Vicky Wright

MSci 2006

Founder, Mask-maker & Workshop Facilitator—Making Faces Theatre

Which subject did you want to study when you applied to Cambridge NatSci?
At school I was interested in physical geography, maths, and physics, but I didn't know what to specialise in for a degree. I looked at degree options in geology, geophysics, and physics at other universities, but then I discovered NatSci—perfect with its broad starting base.

What made you choose 1A Earth Sciences?
I loved physical geography at school and have a passion for the outdoors and expeditions, so the fieldwork aspect to the course was a real highlight.

What made you stay?
Several reasons: it could have been Dan MacKenzie and the Chelsea buns that he brought to our first double lecture on geophysics, or our hilarious escapades on the Arran fieldtrip (or any other fieldtrip for that matter), or looking around during the first year practical exam to see a room full of people licking rocks to test for halite!

But the biggest thing that made me stay was a fascination in learning about the natural world—taught by researchers that are deeply committed to making new discoveries, in an environment that encourages students to challenge ideas, and supported by a great community in the department.

How has doing Earth Sciences shaped your career?
I've not gone into a classic Earth science career. I loved mapping, fieldwork, and the detective work to unfold the story beneath our feet or the inter-relationships of the natural world. That passion has never faded.

After graduating, I continued learning in other disciplines: health, human anatomy, movement, theatre and the arts. For me, they are all related as a study of human nature, how we have evolved, and how we relate to the natural world.

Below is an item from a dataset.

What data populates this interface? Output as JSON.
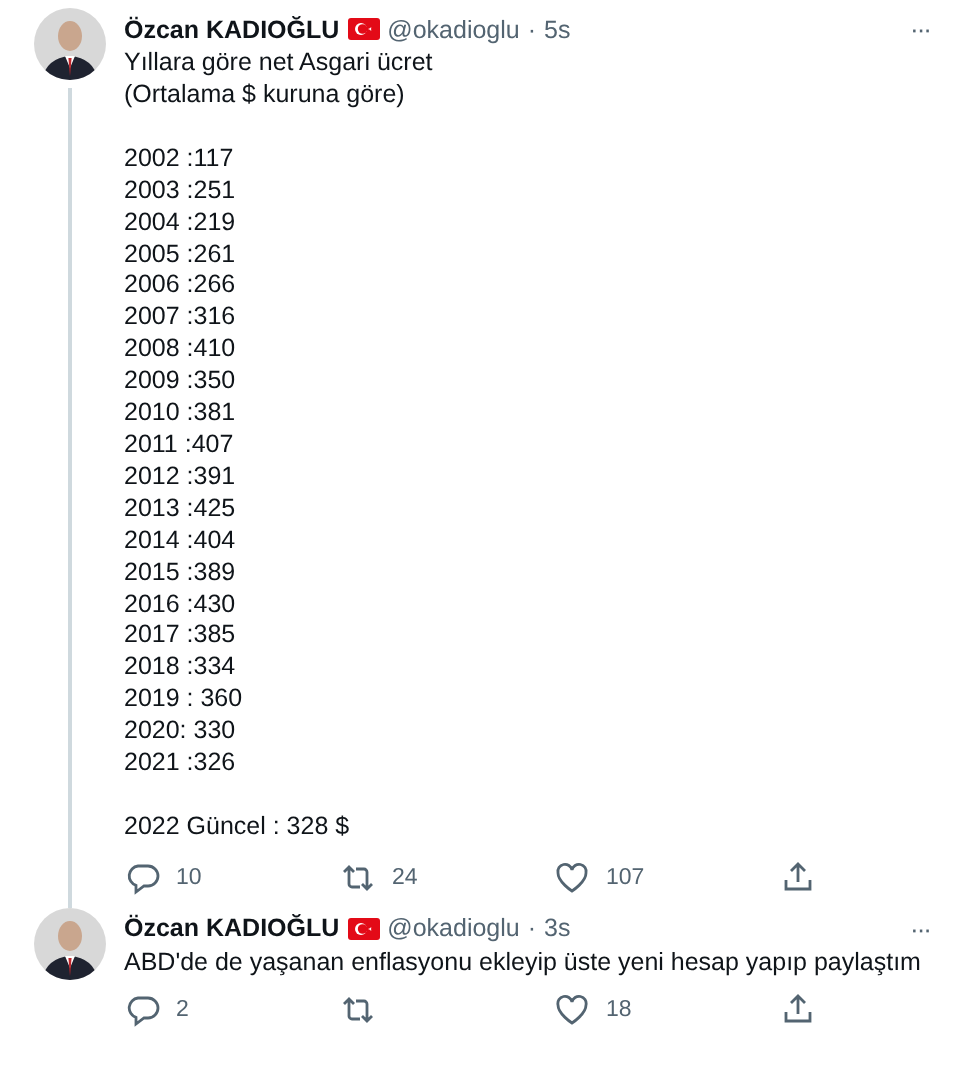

I now bring these disciplines together to develop new STEAM ways of learning science, in particular aspects of evolution. Earth science is a key thread in my career. I look forward to continuing to explore this field through a new lens, broadening our approach to learning about the natural world.